Inside begins in medias res: all the player knows is that he/she controls a boy in a red shirt who must flee from masked men with guns. From its limited color palette (almost completely and deliberately, monochromatic) to its absence of a narrator and dialogue, the game looks and feels sparse. Nothing extra-diegetic invades or frames the world of Inside; the player, dropped into the world sans instructions or an explicitly established objective, simply plays and experiences the game, slowly immersing him/herself in Inside’s rawness. When I characterize the game as raw, I intend to convey how strikingly the developers have depicted the preponderance and iniquity of death as juxtaposed to the sanctity of life. Chilling and unnerving, gray, dull pig carcasses stacked in heaps serve as a leitmotif, a recurring image of death that populates the already desolate and dark landscapes. But in opposition to the image of death, little bright yellow chicks come and go, following the protagonist around, chirping away. In a world washed in black and gray, the golden animals counteract the great many images of memento mori.
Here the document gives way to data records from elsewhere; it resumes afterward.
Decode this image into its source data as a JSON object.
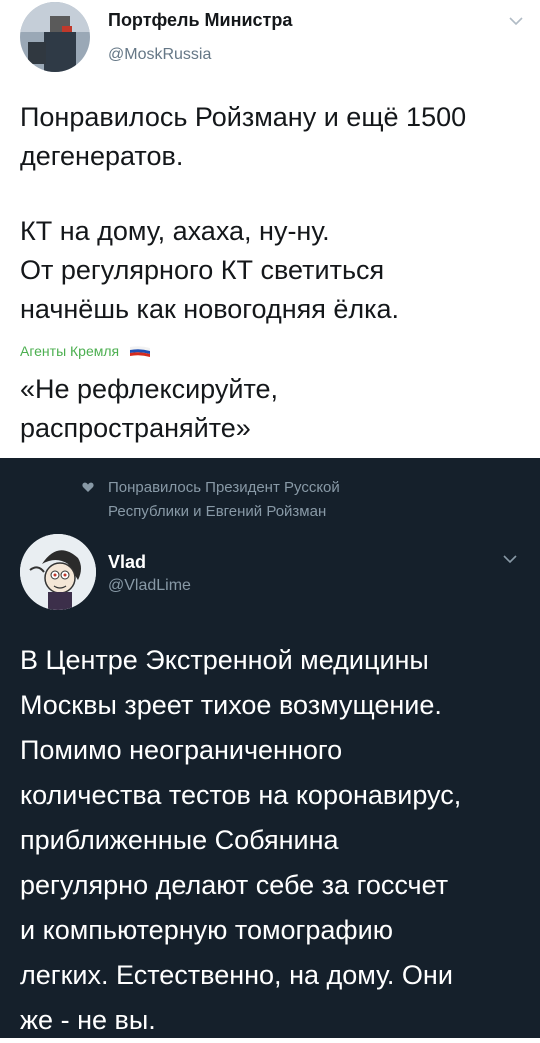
{
  "tweet1": {
    "author_name": "Портфель Министра",
    "author_handle": "@MoskRussia",
    "lines": [
      "Понравилось Ройзману и ещё 1500",
      "дегенератов.",
      "КТ на дому, ахаха, ну-ну.",
      "От регулярного КТ светиться",
      "начнёшь как новогодняя ёлка."
    ],
    "watermark": "Агенты Кремля",
    "footer_lines": [
      "«Не рефлексируйте,",
      "распространяйте»"
    ]
  },
  "tweet2": {
    "liked_lines": [
      "Понравилось Президент Русской",
      "Республики и Евгений Ройзман"
    ],
    "author_name": "Vlad",
    "author_handle": "@VladLime",
    "lines": [
      "В Центре Экстренной медицины",
      "Москвы зреет тихое возмущение.",
      "Помимо неограниченного",
      "количества тестов на коронавирус,",
      "приближенные Собянина",
      "регулярно делают себе за госсчет",
      "и компьютерную томографию",
      "легких. Естественно, на дому. Они",
      "же - не вы."
    ]
  },
  "icons": [
    "avatar-icon",
    "chevron-down-icon",
    "russian-flag-icon",
    "heart-icon"
  ],
  "colors": {
    "light_bg": "#ffffff",
    "dark_bg": "#15202b",
    "green_watermark": "#4caf50",
    "secondary_text": "#8899a6"
  }
}
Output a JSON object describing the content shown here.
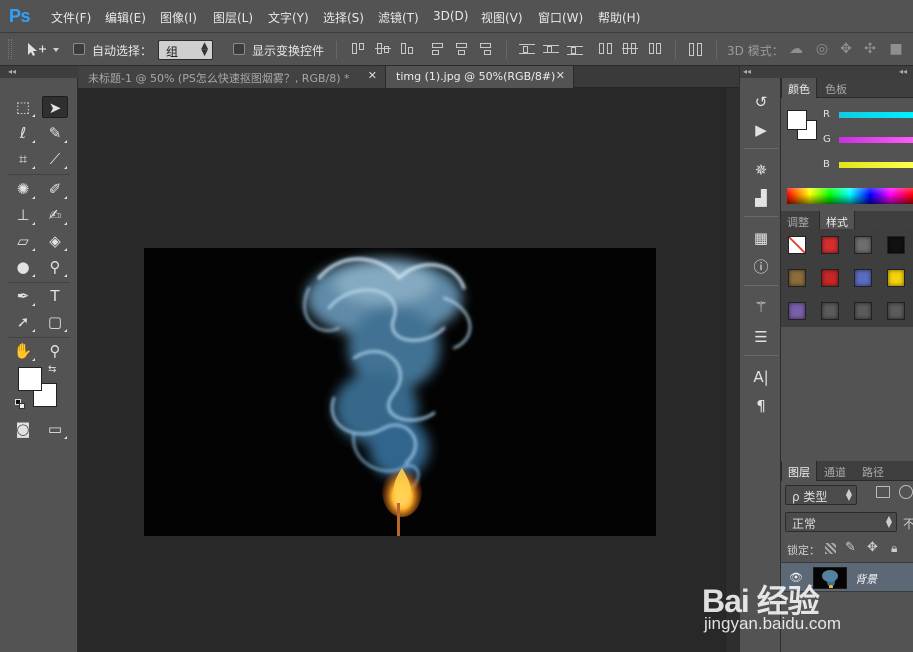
{
  "app": {
    "logo": "Ps"
  },
  "menu": [
    "文件(F)",
    "编辑(E)",
    "图像(I)",
    "图层(L)",
    "文字(Y)",
    "选择(S)",
    "滤镜(T)",
    "3D(D)",
    "视图(V)",
    "窗口(W)",
    "帮助(H)"
  ],
  "options": {
    "auto_select_label": "自动选择：",
    "auto_select_value": "组",
    "show_transform_label": "显示变换控件",
    "mode3d_label": "3D 模式："
  },
  "documents": [
    {
      "title": "未标题-1 @ 50% (PS怎么快速抠图烟雾？, RGB/8) *",
      "active": false
    },
    {
      "title": "timg (1).jpg @ 50%(RGB/8#)",
      "active": true
    }
  ],
  "tool_icons": [
    "move-tool",
    "marquee-tool",
    "lasso-tool",
    "quick-selection-tool",
    "crop-tool",
    "eyedropper-tool",
    "healing-brush-tool",
    "brush-tool",
    "clone-stamp-tool",
    "history-brush-tool",
    "eraser-tool",
    "paint-bucket-tool",
    "blur-tool",
    "dodge-tool",
    "pen-tool",
    "type-tool",
    "path-selection-tool",
    "rectangle-tool",
    "hand-tool",
    "zoom-tool"
  ],
  "tools": {
    "type_glyph": "T"
  },
  "color_panel": {
    "tabs": [
      "颜色",
      "色板"
    ],
    "channels": [
      {
        "label": "R",
        "color": "#00e5ff"
      },
      {
        "label": "G",
        "color": "#e040fb"
      },
      {
        "label": "B",
        "color": "#ffff33"
      }
    ]
  },
  "styles_panel": {
    "tabs": [
      "调整",
      "样式"
    ],
    "swatches": [
      "none",
      "#d32f2f",
      "#6e6e6e",
      "#111111",
      "#8a6d3b",
      "#c62828",
      "#5c6bc0",
      "#f4d20c",
      "#7a5fa8",
      "#5b5b5b",
      "#5b5b5b",
      "#5b5b5b"
    ]
  },
  "layers_panel": {
    "tabs": [
      "图层",
      "通道",
      "路径"
    ],
    "filter_label": "ρ 类型",
    "blend_mode": "正常",
    "opacity_label": "不",
    "lock_label": "锁定：",
    "layer_name": "背景"
  },
  "strip": {
    "char_glyph": "A|",
    "para_glyph": "¶"
  },
  "watermark": {
    "logo": "Bai 经验",
    "url": "jingyan.baidu.com"
  },
  "colors": {
    "ui_bg": "#535353",
    "canvas_bg": "#282828",
    "ps_blue": "#2fa3f7",
    "selected_layer": "#5d6877"
  }
}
As the chicks must be utilized so as to solve puzzles, they function as a way to keep the protagonist alive; they are life-giving and precious–necessary even, to the completion of the game. This notion of the preciousness of life pervades the protagonist’s every action, from his sonorous steps to his fearful breathing. As the player, the individual who controls and dictates the protagonist’s life, you feel responsible for this apocryphal boy. There is no music to distance the player from the character: you are with him, hearing only what he can hear. This proximity or intimacy makes failure even more significant. The responsive controls cease to function when a bullet pierces the boy’s chest. The child’s death can be felt at the player’s fingertips. And he/she–the player– is the one at fault, the one who has caused the demise of life in a world so bereft of hope as it is.